| REQUIREMENT |
Reproduce every record exactly as it appears, but not the pictures.

| SOURCE INFORMATION |
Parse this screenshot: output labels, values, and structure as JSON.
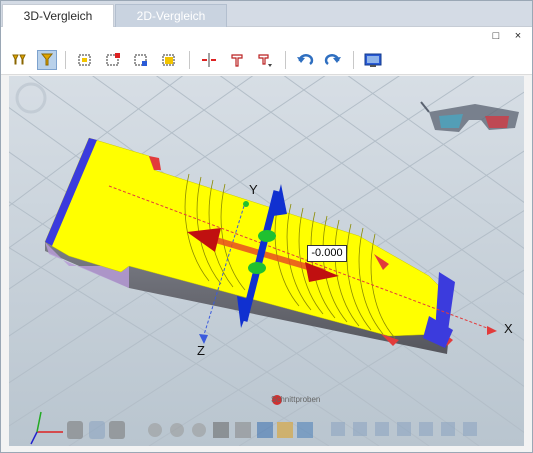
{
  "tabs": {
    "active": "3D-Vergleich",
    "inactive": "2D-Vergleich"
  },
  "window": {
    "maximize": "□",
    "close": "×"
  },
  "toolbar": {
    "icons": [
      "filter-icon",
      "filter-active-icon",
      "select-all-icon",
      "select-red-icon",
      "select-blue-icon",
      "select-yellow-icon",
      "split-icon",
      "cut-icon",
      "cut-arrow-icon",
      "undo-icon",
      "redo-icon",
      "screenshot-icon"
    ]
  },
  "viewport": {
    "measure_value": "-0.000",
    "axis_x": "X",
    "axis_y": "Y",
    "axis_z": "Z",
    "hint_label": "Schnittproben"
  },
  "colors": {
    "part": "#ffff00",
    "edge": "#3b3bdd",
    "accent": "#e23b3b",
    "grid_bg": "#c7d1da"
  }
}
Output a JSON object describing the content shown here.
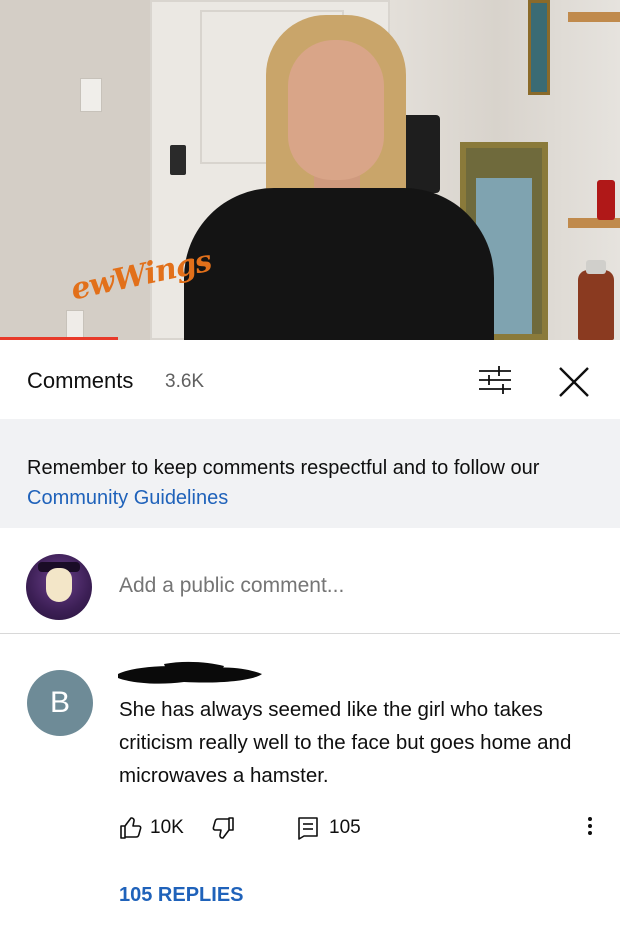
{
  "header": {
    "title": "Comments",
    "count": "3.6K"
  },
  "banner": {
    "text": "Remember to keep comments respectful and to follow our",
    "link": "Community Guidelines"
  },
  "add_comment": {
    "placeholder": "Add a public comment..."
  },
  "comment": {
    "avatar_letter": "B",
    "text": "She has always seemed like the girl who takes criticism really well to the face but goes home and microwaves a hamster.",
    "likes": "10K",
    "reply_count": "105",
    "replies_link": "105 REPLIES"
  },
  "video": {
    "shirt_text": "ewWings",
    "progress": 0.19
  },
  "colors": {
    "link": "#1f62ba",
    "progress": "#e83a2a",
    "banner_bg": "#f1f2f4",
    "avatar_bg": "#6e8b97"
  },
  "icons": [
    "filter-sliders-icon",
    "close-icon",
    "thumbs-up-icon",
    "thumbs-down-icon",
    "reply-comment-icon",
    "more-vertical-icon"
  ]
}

| ANSWER TO THE PROBLEM |
Parse this screenshot: output labels, values, and structure as JSON.
{
  "tabs": {
    "active": "3D-Vergleich",
    "inactive": "2D-Vergleich"
  },
  "window": {
    "maximize": "□",
    "close": "×"
  },
  "toolbar": {
    "icons": [
      "filter-icon",
      "filter-active-icon",
      "select-all-icon",
      "select-red-icon",
      "select-blue-icon",
      "select-yellow-icon",
      "split-icon",
      "cut-icon",
      "cut-arrow-icon",
      "undo-icon",
      "redo-icon",
      "screenshot-icon"
    ]
  },
  "viewport": {
    "measure_value": "-0.000",
    "axis_x": "X",
    "axis_y": "Y",
    "axis_z": "Z",
    "hint_label": "Schnittproben"
  },
  "colors": {
    "part": "#ffff00",
    "edge": "#3b3bdd",
    "accent": "#e23b3b",
    "grid_bg": "#c7d1da"
  }
}
Output a JSON object describing the content shown here.
{
  "header": {
    "title": "Comments",
    "count": "3.6K"
  },
  "banner": {
    "text": "Remember to keep comments respectful and to follow our",
    "link": "Community Guidelines"
  },
  "add_comment": {
    "placeholder": "Add a public comment..."
  },
  "comment": {
    "avatar_letter": "B",
    "text": "She has always seemed like the girl who takes criticism really well to the face but goes home and microwaves a hamster.",
    "likes": "10K",
    "reply_count": "105",
    "replies_link": "105 REPLIES"
  },
  "video": {
    "shirt_text": "ewWings",
    "progress": 0.19
  },
  "colors": {
    "link": "#1f62ba",
    "progress": "#e83a2a",
    "banner_bg": "#f1f2f4",
    "avatar_bg": "#6e8b97"
  },
  "icons": [
    "filter-sliders-icon",
    "close-icon",
    "thumbs-up-icon",
    "thumbs-down-icon",
    "reply-comment-icon",
    "more-vertical-icon"
  ]
}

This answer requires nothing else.